Leong unfurls a banner and pegs it to a washing line that runs the width of the studio. It resembles a medieval tapestry with several stories told in a canopy of images. He says it took six people a week to make. Like most of their prints, it began with a sheet of medium-density fibreboard. Leong, Manjat and others sketched out an image in negative, then scratched and gouged it out. Using a roller, they applied a film of newspaper ink over the surface before pressing the banner against it.
There's a butchered water buffalo face in the centre of the image; its eyes, ears, tongue and nose plastered onto a tree stump.
"This was a traditional way of making an agreement," explains Manjat. "The parts of the buffalo represent the senses that bear witness to the agreement." He's referring specifically to a deal that allowed the Dusun tribe to relocate after its paddy fields had been poisoned by slurry leaked by the Mamut Copper Mine, in 1975, just one of several totemic tales portrayed. The miners, depicted with dollar signs in their eyes, approach placard-waving farmers while poisonous waste oozes down the hills.
News of the collective and its confrontational art soon spread from Ranau over Borneo's hills and beyond.
"I don't know how we got famous," says Manjat. "It happened spontaneously."
Pangrok has now exhibited in major galleries all over Malaysia and is planning a third exhibition in Tokyo this year, following last year's show, "From the foot of Mt Kinabalu to the foot of Mt Fuji."
Its growing popularity caught the eye of Malaysian oil firm Petronas, which asked the group to paint a mural in the state capital, Kota Kinabalu, as part of the corporate giant's sponsorship of Malaysia Day, last year.

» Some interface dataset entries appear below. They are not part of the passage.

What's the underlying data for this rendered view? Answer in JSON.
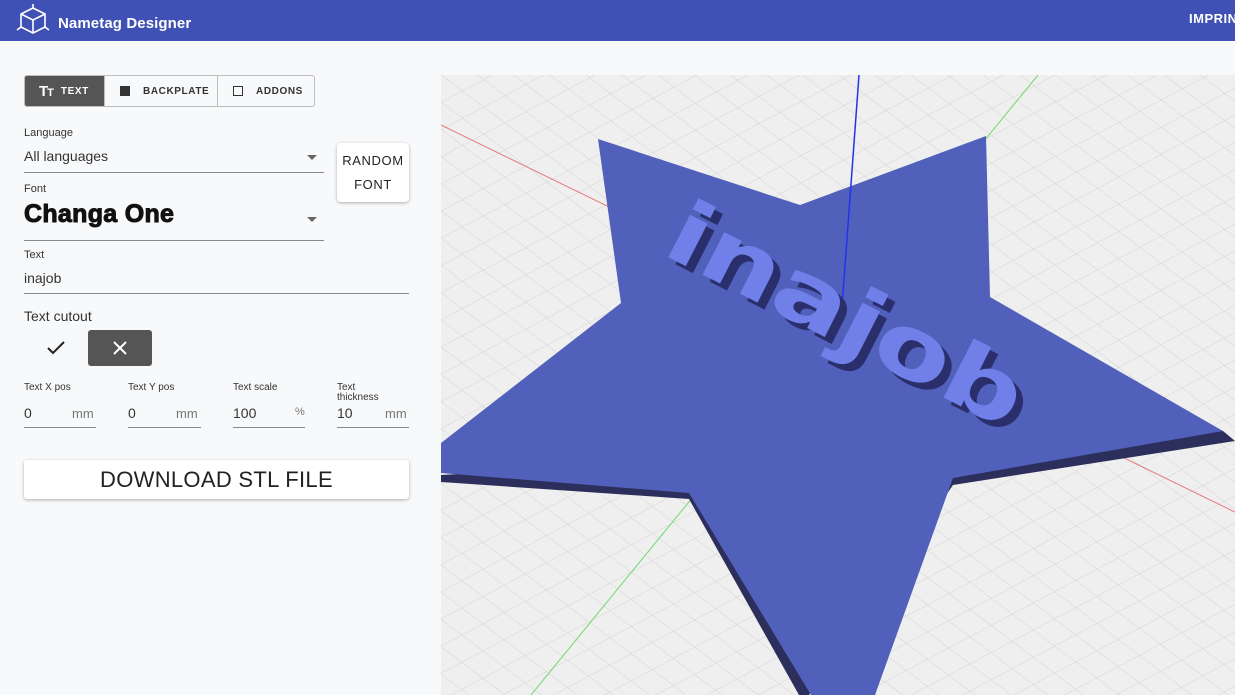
{
  "app": {
    "title": "Nametag Designer",
    "right_link": "IMPRINT",
    "logo_icon": "cube-logo-icon",
    "appbar_color": "#3f51b5"
  },
  "tabs": [
    {
      "label": "TEXT",
      "icon": "text-format-icon",
      "active": true
    },
    {
      "label": "BACKPLATE",
      "icon": "filled-square-icon",
      "active": false
    },
    {
      "label": "ADDONS",
      "icon": "outline-square-icon",
      "active": false
    }
  ],
  "language": {
    "label": "Language",
    "value": "All languages"
  },
  "random_font_button": {
    "line1": "RANDOM",
    "line2": "FONT"
  },
  "font": {
    "label": "Font",
    "value": "Changa One"
  },
  "text": {
    "label": "Text",
    "value": "inajob"
  },
  "text_cutout": {
    "label": "Text cutout",
    "selected": "off",
    "on_icon": "check-icon",
    "off_icon": "close-icon"
  },
  "params": {
    "x_pos": {
      "label": "Text X pos",
      "value": "0",
      "unit": "mm"
    },
    "y_pos": {
      "label": "Text Y pos",
      "value": "0",
      "unit": "mm"
    },
    "scale": {
      "label": "Text scale",
      "value": "100",
      "unit": "%"
    },
    "thickness": {
      "label_line1": "Text",
      "label_line2": "thickness",
      "value": "10",
      "unit": "mm"
    }
  },
  "download_button": "DOWNLOAD STL FILE",
  "preview": {
    "tag_text": "inajob",
    "plate_shape": "star",
    "plate_color": "#5060bb",
    "text_color": "#7080e8"
  }
}
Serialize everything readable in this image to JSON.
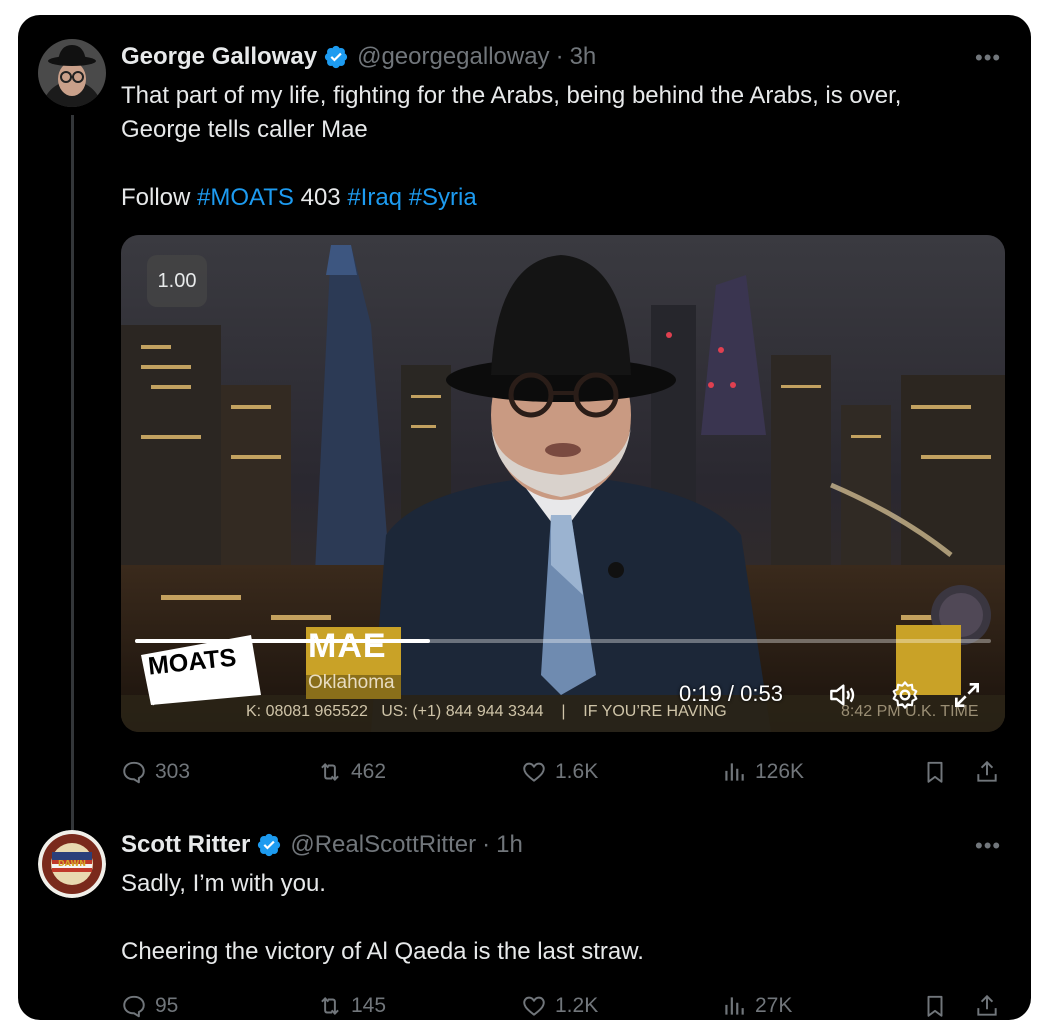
{
  "tweets": [
    {
      "name": "George Galloway",
      "handle": "@georgegalloway",
      "separator": "·",
      "time": "3h",
      "text_line1": "That part of my life, fighting for the Arabs, being behind the Arabs, is over,",
      "text_line2": "George tells caller Mae",
      "follow_prefix": "Follow ",
      "hashtag_moats": "#MOATS",
      "episode_number": " 403 ",
      "hashtag_iraq": "#Iraq",
      "hashtag_syria": "#Syria",
      "replies": "303",
      "reposts": "462",
      "likes": "1.6K",
      "views": "126K"
    },
    {
      "name": "Scott Ritter",
      "handle": "@RealScottRitter",
      "separator": "·",
      "time": "1h",
      "text_line1": "Sadly, I’m with you.",
      "text_line2": "Cheering the victory of Al Qaeda is the last straw.",
      "replies": "95",
      "reposts": "145",
      "likes": "1.2K",
      "views": "27K"
    }
  ],
  "video": {
    "playback_speed": "1.00",
    "time_display": "0:19 / 0:53",
    "progress_fraction": 0.345,
    "show_logo": "MOATS",
    "caller_name": "MAE",
    "caller_location": "Oklahoma",
    "ticker_text": "K: 08081 965522   US: (+1) 844 944 3344    |    IF YOU’RE HAVING",
    "ticker_clock": "8:42 PM U.K. TIME"
  },
  "avatar_badge_text": "DAWN",
  "colors": {
    "background": "#000000",
    "text": "#e7e9ea",
    "muted": "#71767b",
    "accent": "#1d9bf0",
    "lower_third_gold": "#c9a227"
  },
  "icons": [
    "more-icon",
    "verified-icon",
    "reply-icon",
    "repost-icon",
    "like-icon",
    "views-icon",
    "bookmark-icon",
    "share-icon",
    "play-icon",
    "volume-icon",
    "settings-icon",
    "fullscreen-icon"
  ]
}
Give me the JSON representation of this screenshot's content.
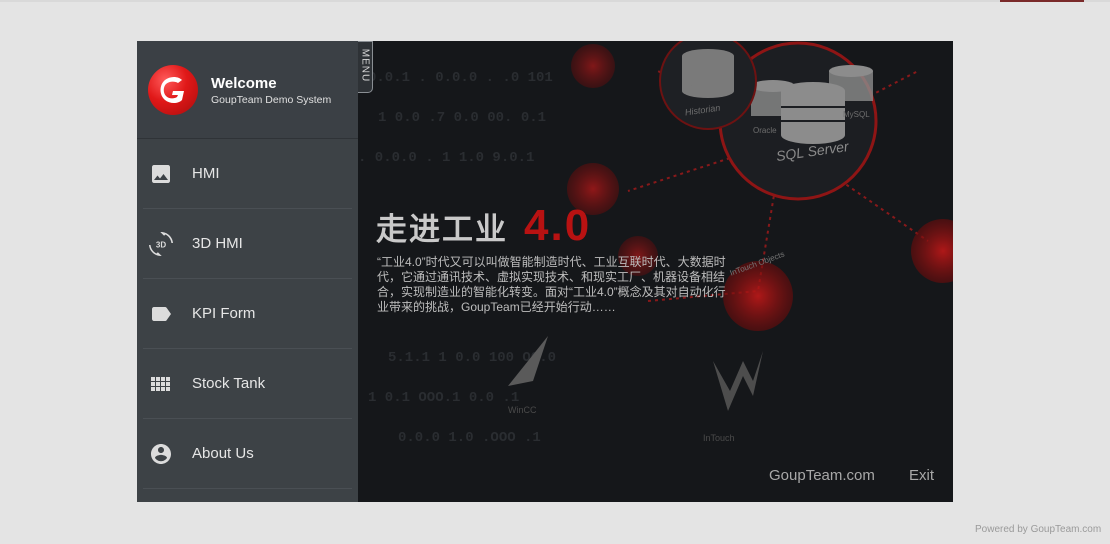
{
  "header": {
    "welcome": "Welcome",
    "subtitle": "GoupTeam Demo System"
  },
  "menu_tab": "MENU",
  "nav": {
    "items": [
      {
        "label": "HMI",
        "icon": "image-icon"
      },
      {
        "label": "3D HMI",
        "icon": "3d-rotation-icon"
      },
      {
        "label": "KPI Form",
        "icon": "label-tag-icon"
      },
      {
        "label": "Stock Tank",
        "icon": "grid-icon"
      },
      {
        "label": "About Us",
        "icon": "account-circle-icon"
      }
    ]
  },
  "hero": {
    "title_cn": "走进工业",
    "title_num": "4.0",
    "description": "“工业4.0”时代又可以叫做智能制造时代、工业互联时代、大数据时代，它通过通讯技术、虚拟实现技术、和现实工厂、机器设备相结合，实现制造业的智能化转变。面对“工业4.0”概念及其对自动化行业带来的挑战，GoupTeam已经开始行动……"
  },
  "background_labels": {
    "sql": "SQL Server",
    "historian": "Historian",
    "oracle": "Oracle",
    "mysql": "MySQL",
    "intouch_objects": "InTouch Objects",
    "wincc": "WinCC",
    "intouch": "InTouch"
  },
  "footer": {
    "link": "GoupTeam.com",
    "exit": "Exit"
  },
  "powered_by": "Powered by GoupTeam.com",
  "colors": {
    "brand_red": "#e01818",
    "sidebar_bg": "#3d4246",
    "content_bg": "#15171a"
  }
}
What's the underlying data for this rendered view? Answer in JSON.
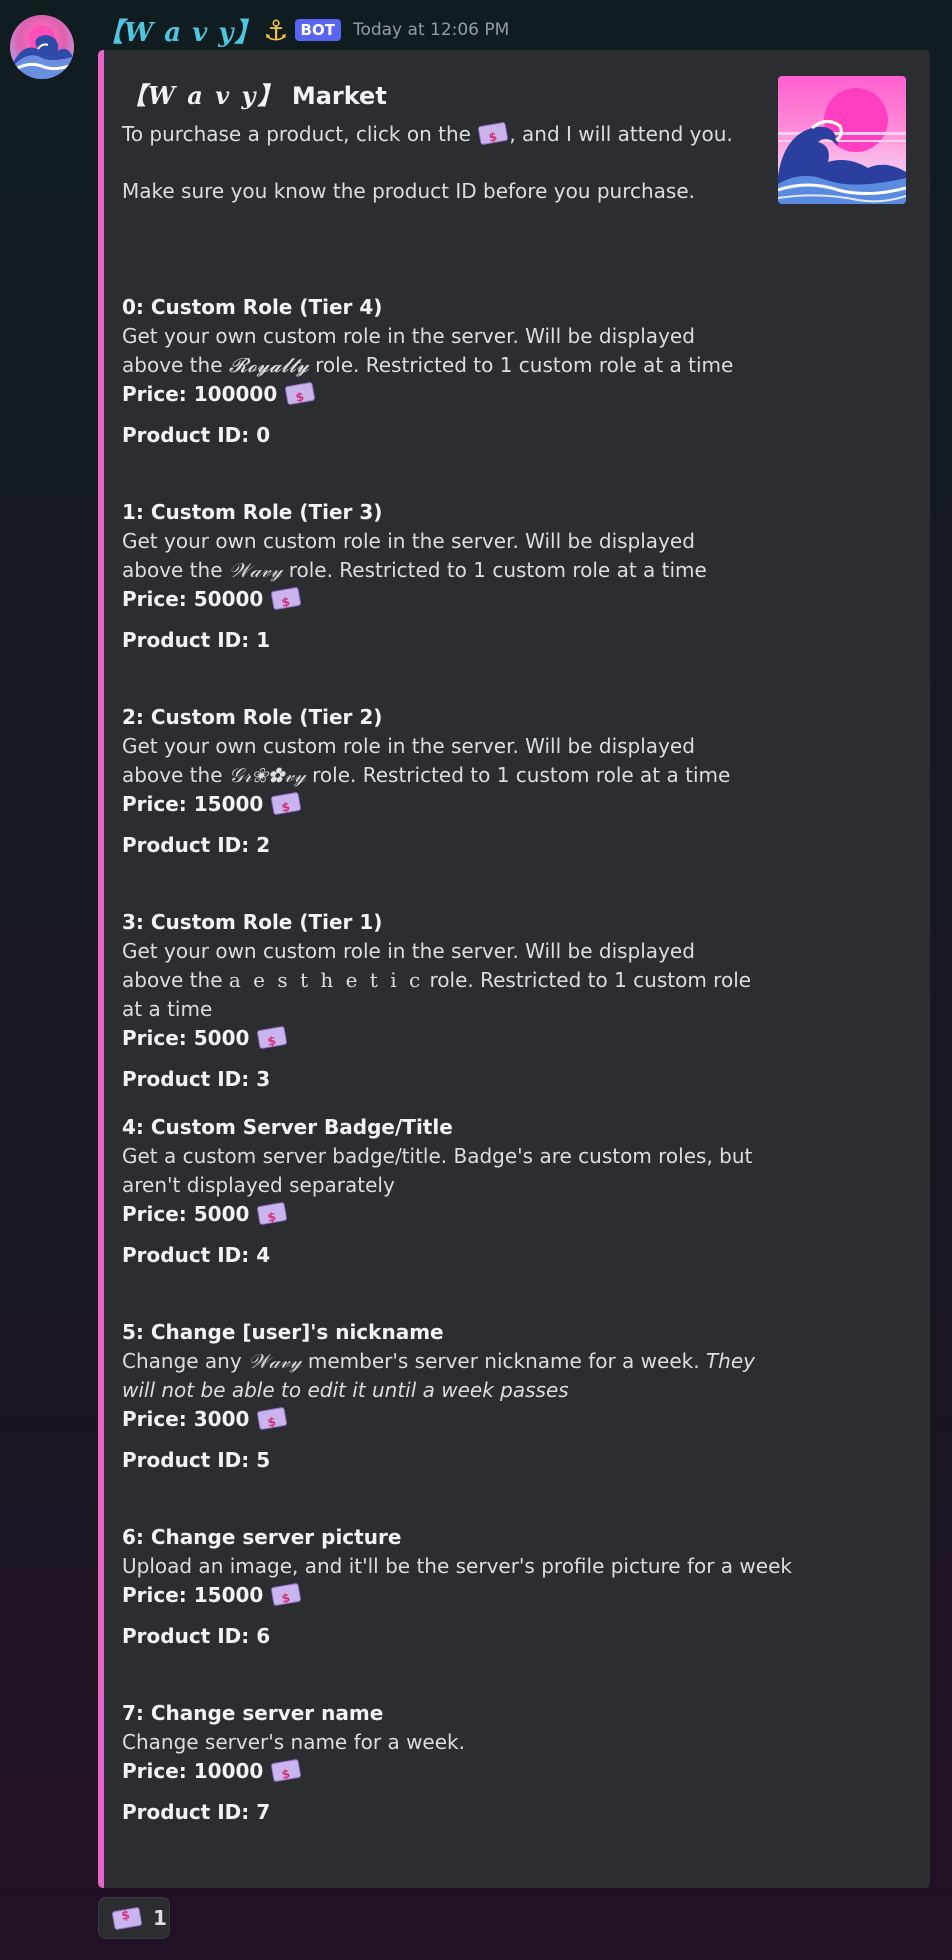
{
  "message": {
    "author_name": "【𝑾 𝒂 𝒗 𝒚】",
    "author_icon": "anchor-icon",
    "bot_label": "BOT",
    "timestamp": "Today at 12:06 PM"
  },
  "embed": {
    "title_brand": "【𝑾 𝒂 𝒗 𝒚】",
    "title_text": "Market",
    "accent_color": "#e864c8",
    "desc_line1_before": "To purchase a product, click on the",
    "desc_line1_after": ", and I will attend you.",
    "desc_line2": "Make sure you know the product ID before you purchase.",
    "products": [
      {
        "title": "0: Custom Role (Tier 4)",
        "desc_before": "Get your own custom role in the server. Will be displayed above the",
        "role": "𝓡𝓸𝔂𝓪𝓵𝓽𝔂",
        "desc_after": "role. Restricted to 1 custom role at a time",
        "price": "Price: 100000",
        "id": "Product ID: 0"
      },
      {
        "title": "1: Custom Role (Tier 3)",
        "desc_before": "Get your own custom role in the server. Will be displayed above the",
        "role": "𝒲𝒶𝓋𝓎",
        "desc_after": "role. Restricted to 1 custom role at a time",
        "price": "Price: 50000",
        "id": "Product ID: 1"
      },
      {
        "title": "2: Custom Role (Tier 2)",
        "desc_before": "Get your own custom role in the server. Will be displayed above the",
        "role": "𝒢𝓇❀✿𝓋𝓎",
        "desc_after": "role. Restricted to 1 custom role at a time",
        "price": "Price: 15000",
        "id": "Product ID: 2"
      },
      {
        "title": "3: Custom Role (Tier 1)",
        "desc_before": "Get your own custom role in the server. Will be displayed above the",
        "role": "a e s t h e t i c",
        "desc_after": "role. Restricted to 1 custom role at a time",
        "price": "Price: 5000",
        "id": "Product ID: 3"
      },
      {
        "title": "4: Custom Server Badge/Title",
        "desc": "Get a custom server badge/title. Badge's are custom roles, but aren't displayed separately",
        "price": "Price: 5000",
        "id": "Product ID: 4"
      },
      {
        "title": "5: Change [user]'s nickname",
        "desc_before": "Change any",
        "role": "𝒲𝒶𝓋𝓎",
        "desc_after": "member's server nickname for a week.",
        "desc_italic": "They will not be able to edit it until a week passes",
        "price": "Price: 3000",
        "id": "Product ID: 5"
      },
      {
        "title": "6: Change server picture",
        "desc": "Upload an image, and it'll be the server's profile picture for a week",
        "price": "Price: 15000",
        "id": "Product ID: 6"
      },
      {
        "title": "7: Change server name",
        "desc": "Change server's name for a week.",
        "price": "Price: 10000",
        "id": "Product ID: 7"
      }
    ]
  },
  "reaction": {
    "icon": "money-icon",
    "count": "1"
  }
}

"They wanted us because we have a name and people know who we are," says Manjat. Petronas told Pangrok to name its price but the collective declined.
"They wanted us to remove our message [and not be political]," says Manjat. "Which is the whole reason we do the art. From the beginning, we were all about spreading the message. We needed to because we don't have media for local people here."
He points to a large poster of a raging orangutan surrounded by tree stumps. "This land is mine!" it says. The irony here is that the orangutan's rage has come too late, the surrounding trees having all been reduced to stumps. Has Pangrok come too late?
"Sure," says Manjat, "they've cut down most of the forest and turned it into palm oil plantations." But as long as there is forest left to protect, he says, Pangrok will attempt to do so.
"It's still going on right now," he says. "The big companies try to trick the villagers into [letting them use] their land to plant palm trees; that's why Malaysia is one of the biggest palm oil exporters in the world.
"We are interested in showing the real situation in Borneo," Manjat continues. He searches for an example. "Like the people losing land to the Kaiduan Dam."
The dam, which the local government says is needed to secure water supplies up to 2030, is set to inundate several Dusun villages, displacing 2,000 people. Pangrok has stood with the rice farmers in the fields their ancestors regarded as holy and marched against the plan. Whether in English or Bahasa Malaysia their prints are emphatic: "No dam!"
"They have not even offered compensation to the people," says Leong.
He yawns. It's evening and time to coax the kittens out of my shoes. The rest of the gang, mottled with tattoos and black band T-shirts, are gathered in the front porch playing guitar and singing. Empty soy milk cans litter a table.
"I don't think the government cares about the people," says Leong. "But the art makes them listen."